The first of four tracks, “Dust Atlas” is a grooving feast of riffs that highlights the band’s pedigree. However, this feels like an even sharper, more focussed affair. Vocals move from a desperate scream to clean reflections keeping the listener on edge. A spikier sort of sound that leans on the latter era thrash stylings of Metallica shows in the way they twist and turn their riffs which have that James Hetfield styled chop. Contemporary metal influences creep through in the progressive, dynamic flow of “The Lady And The Devil” with shades of Mastodon showing in the punchy riffs. Again the vocals shift although the clean passages here could do with a touch more strength given with weight of the rhythm. Brief flourishes of post 2000 Iron Maiden style compliment the middle two tracks, especially “Mountain Of Gold” with its’ taut, chugging riff punctuated with some clean, chiming guitar work.

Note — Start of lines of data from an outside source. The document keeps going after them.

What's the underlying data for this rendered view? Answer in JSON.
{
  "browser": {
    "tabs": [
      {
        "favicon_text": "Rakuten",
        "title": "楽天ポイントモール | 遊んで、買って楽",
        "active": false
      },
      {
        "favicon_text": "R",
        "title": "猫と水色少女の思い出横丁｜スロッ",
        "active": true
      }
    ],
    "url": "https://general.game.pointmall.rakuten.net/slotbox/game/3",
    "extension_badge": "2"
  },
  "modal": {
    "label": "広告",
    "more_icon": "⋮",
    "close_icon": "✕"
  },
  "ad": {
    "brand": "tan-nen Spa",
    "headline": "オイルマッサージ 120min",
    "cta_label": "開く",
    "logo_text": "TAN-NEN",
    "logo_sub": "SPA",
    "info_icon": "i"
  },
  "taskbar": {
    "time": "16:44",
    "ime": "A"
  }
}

The EP’s highlight is final track “The March Towards The Sun” featuring Sylosis and Architects’ Josh Middleton. Impassioned dual vocals lift it towards an anthemic, thrash fuelled neck warmer. There’s an irresistible urgency behind the meaty riffs and tar thick bass that give it a smoking Sylosis tinged aura that almost feels airy before the power and simplicity of the final uplifting chords come in to see the EP to its’ close.
Urne are onto something solid with “The Mountain Of Gold”. There’s enough of the old Hang The Bastard DNA to entrance those fans with this new project but it’s the immediate freshness that stands out. The four tracks here are enough leave hopes high for a long player in the hopefully not too distant future.
(7/10 Johnny Zed)